Task to carry out — Show every line of the data below that includes the word "Information".

══ Given entries

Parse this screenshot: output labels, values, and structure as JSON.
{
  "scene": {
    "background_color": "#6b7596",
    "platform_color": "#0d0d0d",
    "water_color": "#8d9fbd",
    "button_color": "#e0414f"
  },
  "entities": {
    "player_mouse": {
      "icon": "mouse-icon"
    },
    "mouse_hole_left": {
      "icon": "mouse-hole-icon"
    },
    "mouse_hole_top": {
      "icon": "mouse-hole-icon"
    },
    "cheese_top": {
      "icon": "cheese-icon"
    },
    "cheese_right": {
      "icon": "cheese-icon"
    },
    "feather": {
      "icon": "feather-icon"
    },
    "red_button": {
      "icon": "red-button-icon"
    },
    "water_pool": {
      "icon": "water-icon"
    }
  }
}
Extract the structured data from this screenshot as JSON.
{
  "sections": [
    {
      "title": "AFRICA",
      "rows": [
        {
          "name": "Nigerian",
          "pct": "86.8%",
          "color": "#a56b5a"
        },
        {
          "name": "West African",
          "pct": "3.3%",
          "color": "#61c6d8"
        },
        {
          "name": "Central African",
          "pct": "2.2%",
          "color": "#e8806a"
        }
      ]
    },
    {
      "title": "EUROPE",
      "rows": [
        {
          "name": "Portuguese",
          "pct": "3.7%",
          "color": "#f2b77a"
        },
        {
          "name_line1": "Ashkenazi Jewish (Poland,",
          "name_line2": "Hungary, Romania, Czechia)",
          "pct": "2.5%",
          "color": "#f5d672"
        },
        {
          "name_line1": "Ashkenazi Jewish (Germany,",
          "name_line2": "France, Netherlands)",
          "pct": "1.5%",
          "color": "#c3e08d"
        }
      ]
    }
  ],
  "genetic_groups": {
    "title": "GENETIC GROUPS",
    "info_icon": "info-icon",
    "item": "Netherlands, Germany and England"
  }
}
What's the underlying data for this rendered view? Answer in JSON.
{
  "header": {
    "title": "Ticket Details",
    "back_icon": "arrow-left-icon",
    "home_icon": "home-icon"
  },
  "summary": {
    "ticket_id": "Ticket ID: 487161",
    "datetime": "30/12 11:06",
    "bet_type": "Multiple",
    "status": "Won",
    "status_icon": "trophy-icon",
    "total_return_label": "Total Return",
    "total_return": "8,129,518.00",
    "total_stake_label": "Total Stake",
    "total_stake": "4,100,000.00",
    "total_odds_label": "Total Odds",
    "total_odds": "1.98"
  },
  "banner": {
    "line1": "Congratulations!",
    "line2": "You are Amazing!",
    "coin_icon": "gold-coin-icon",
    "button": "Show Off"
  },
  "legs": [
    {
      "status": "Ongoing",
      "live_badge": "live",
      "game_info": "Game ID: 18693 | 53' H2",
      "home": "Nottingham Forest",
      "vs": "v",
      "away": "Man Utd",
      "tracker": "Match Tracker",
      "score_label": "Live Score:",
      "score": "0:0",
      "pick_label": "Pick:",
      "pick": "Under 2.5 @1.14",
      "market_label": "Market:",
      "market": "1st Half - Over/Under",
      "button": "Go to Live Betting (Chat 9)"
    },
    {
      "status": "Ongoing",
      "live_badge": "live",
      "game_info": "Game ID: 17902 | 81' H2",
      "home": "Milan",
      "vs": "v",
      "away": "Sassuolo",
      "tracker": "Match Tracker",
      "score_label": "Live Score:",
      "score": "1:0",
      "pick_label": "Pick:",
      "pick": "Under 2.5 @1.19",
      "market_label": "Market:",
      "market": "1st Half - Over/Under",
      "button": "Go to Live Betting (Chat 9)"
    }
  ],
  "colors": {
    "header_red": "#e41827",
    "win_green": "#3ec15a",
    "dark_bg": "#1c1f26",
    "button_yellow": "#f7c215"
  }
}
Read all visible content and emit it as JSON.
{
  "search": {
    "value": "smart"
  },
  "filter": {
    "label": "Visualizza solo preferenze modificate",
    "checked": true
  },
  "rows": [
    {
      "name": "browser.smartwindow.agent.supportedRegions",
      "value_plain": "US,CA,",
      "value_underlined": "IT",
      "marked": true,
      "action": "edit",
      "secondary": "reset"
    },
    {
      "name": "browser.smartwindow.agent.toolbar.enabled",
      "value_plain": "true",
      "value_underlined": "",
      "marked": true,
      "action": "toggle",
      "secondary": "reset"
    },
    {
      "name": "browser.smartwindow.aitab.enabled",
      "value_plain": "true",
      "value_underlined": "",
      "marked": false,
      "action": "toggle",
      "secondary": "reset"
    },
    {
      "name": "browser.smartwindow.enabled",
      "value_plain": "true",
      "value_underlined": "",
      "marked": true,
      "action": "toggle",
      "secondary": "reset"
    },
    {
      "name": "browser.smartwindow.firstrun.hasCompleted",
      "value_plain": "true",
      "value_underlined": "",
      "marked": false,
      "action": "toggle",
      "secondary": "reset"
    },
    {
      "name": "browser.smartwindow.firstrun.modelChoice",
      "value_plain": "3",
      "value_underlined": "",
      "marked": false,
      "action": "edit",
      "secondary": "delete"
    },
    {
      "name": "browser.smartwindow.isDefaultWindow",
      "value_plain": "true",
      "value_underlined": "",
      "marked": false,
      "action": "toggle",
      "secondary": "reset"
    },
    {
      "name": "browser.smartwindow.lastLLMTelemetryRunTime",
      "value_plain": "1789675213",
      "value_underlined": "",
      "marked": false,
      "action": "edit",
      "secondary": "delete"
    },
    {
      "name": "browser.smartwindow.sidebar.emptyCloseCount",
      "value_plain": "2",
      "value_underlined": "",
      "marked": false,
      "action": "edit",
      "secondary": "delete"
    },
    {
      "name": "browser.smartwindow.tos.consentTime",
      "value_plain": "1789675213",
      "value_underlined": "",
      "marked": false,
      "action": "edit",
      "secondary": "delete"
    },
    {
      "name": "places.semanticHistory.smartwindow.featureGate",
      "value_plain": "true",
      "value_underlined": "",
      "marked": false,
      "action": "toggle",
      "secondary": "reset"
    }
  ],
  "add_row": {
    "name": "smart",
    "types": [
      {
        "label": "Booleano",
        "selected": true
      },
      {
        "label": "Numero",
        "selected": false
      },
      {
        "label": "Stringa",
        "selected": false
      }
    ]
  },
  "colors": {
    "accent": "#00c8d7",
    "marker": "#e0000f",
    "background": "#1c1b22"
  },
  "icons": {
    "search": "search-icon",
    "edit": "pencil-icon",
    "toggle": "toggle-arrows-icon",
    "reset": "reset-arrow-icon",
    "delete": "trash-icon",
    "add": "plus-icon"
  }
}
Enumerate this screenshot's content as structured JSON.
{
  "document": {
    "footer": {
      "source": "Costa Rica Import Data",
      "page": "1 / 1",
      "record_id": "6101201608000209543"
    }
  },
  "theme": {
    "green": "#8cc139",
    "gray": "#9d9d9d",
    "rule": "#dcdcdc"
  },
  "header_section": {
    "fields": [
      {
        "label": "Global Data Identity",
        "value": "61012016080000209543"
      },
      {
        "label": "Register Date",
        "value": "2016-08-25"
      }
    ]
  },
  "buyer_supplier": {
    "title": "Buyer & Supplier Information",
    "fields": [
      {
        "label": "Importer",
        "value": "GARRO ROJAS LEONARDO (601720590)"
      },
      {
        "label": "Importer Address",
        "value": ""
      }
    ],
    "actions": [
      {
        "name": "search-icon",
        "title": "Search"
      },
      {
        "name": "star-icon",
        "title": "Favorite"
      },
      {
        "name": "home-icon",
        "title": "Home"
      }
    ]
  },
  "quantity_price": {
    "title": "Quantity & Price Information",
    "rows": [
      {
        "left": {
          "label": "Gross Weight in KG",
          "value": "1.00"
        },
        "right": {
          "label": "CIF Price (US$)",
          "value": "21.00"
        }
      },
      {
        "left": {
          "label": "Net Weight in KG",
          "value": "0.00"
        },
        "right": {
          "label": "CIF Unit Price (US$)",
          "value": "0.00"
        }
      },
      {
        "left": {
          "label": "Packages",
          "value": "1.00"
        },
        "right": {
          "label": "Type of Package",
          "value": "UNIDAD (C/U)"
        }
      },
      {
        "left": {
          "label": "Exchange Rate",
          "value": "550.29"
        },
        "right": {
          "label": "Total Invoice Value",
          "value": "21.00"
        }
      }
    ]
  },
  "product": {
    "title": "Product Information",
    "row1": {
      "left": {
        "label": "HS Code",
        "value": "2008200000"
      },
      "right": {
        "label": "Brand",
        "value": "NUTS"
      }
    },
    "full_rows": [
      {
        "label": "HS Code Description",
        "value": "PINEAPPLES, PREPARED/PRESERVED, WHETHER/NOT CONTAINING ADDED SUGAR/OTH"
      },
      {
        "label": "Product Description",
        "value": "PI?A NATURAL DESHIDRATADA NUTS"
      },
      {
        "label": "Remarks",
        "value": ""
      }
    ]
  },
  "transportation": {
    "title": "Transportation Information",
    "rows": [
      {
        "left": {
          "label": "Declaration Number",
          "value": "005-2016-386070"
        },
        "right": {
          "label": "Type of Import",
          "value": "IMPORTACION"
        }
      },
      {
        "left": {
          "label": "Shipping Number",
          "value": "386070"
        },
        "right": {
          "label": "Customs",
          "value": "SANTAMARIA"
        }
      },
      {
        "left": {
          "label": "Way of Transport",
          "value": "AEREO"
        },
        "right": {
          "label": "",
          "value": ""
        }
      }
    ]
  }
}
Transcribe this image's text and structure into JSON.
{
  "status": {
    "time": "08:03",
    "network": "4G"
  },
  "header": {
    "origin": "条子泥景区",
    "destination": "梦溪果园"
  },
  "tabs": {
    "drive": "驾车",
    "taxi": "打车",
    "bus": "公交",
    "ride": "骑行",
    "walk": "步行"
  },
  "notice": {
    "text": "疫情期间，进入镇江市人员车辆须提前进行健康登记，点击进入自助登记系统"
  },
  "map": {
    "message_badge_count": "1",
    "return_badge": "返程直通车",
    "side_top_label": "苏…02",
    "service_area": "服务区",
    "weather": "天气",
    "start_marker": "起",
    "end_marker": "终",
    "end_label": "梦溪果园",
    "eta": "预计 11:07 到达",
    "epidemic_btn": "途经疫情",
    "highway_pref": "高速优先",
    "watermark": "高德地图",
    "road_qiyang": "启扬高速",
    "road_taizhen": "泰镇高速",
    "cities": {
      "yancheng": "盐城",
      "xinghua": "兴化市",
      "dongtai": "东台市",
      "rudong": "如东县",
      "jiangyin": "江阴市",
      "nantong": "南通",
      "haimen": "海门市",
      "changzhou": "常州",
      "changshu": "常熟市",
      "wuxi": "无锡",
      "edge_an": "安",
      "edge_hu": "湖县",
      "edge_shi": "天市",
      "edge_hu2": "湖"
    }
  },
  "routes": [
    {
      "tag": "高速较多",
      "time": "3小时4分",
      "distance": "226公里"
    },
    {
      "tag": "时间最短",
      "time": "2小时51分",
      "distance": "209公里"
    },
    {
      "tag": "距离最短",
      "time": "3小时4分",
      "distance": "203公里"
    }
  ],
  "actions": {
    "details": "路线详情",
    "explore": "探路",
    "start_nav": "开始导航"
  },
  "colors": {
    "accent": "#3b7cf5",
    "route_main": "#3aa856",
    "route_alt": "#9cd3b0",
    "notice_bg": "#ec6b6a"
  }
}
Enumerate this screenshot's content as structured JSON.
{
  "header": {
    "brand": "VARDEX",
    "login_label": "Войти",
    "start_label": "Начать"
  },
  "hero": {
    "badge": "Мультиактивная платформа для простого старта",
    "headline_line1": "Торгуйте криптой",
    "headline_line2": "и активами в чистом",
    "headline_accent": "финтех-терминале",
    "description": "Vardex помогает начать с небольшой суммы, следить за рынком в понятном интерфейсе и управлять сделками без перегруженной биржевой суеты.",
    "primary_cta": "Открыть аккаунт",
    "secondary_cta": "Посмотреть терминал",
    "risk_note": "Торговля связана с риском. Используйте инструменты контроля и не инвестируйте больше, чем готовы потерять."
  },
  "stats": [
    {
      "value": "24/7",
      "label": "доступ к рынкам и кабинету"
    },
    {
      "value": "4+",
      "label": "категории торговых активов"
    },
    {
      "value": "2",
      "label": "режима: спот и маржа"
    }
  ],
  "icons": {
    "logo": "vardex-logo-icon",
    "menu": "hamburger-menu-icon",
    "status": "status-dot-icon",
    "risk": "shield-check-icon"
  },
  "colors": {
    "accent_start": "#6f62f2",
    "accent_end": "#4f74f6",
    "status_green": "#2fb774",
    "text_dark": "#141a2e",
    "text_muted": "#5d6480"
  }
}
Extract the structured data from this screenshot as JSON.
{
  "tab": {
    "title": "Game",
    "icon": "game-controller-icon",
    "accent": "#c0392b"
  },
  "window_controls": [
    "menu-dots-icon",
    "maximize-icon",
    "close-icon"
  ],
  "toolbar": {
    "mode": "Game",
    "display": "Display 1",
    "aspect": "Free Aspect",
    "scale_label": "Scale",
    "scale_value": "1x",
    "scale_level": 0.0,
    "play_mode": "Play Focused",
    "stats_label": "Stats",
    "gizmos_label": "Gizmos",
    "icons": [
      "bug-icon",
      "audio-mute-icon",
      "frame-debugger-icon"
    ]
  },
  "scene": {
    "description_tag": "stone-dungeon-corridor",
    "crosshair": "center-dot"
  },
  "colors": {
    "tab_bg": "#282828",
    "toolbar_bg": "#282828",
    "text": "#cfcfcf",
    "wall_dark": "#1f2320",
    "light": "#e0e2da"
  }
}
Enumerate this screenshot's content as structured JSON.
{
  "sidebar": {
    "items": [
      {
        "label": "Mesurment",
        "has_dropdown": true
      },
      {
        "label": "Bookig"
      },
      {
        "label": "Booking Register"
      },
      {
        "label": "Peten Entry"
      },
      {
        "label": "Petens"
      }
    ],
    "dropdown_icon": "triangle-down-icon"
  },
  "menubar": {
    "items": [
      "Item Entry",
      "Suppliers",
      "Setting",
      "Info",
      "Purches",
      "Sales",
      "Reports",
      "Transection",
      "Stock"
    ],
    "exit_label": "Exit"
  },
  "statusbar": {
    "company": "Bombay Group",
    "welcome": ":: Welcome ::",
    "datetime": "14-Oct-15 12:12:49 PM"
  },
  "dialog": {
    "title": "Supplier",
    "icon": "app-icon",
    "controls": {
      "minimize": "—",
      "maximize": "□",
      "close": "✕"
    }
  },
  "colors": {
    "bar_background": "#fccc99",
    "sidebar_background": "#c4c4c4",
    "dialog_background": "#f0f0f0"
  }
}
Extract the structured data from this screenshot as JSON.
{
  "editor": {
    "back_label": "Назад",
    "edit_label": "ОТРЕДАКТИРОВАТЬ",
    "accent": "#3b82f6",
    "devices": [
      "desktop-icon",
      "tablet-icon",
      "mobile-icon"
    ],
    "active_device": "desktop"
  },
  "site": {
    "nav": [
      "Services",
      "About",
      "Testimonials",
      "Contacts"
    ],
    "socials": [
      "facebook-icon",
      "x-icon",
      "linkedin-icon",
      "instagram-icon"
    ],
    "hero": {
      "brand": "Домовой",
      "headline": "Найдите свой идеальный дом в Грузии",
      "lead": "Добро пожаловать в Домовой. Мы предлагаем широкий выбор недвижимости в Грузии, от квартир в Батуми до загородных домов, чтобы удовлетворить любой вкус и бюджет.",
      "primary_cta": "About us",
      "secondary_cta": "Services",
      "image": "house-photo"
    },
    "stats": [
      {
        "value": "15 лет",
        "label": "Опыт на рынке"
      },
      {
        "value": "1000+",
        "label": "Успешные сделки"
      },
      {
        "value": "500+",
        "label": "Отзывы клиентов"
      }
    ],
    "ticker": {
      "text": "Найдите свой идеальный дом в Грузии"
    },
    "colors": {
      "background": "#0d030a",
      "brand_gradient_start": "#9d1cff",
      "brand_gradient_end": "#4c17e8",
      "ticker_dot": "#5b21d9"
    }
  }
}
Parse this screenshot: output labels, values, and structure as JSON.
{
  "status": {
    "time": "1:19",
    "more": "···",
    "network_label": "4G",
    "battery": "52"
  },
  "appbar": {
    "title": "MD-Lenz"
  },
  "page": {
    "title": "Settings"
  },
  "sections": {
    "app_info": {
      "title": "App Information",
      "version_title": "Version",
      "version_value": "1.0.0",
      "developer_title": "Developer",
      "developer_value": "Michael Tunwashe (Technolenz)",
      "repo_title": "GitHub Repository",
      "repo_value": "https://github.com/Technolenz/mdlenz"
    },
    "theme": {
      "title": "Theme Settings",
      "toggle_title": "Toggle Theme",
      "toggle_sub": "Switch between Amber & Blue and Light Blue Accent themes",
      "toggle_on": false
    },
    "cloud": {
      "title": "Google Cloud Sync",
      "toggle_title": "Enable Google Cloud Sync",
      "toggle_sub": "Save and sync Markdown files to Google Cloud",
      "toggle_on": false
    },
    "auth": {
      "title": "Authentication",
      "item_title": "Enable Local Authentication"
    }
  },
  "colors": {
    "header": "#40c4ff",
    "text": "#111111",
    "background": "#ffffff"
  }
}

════

Expected answer —
    "title": "Buyer & Supplier Information",
    "title": "Quantity & Price Information",
    "title": "Product Information",
    "title": "Transportation Information",
      "title": "App Information",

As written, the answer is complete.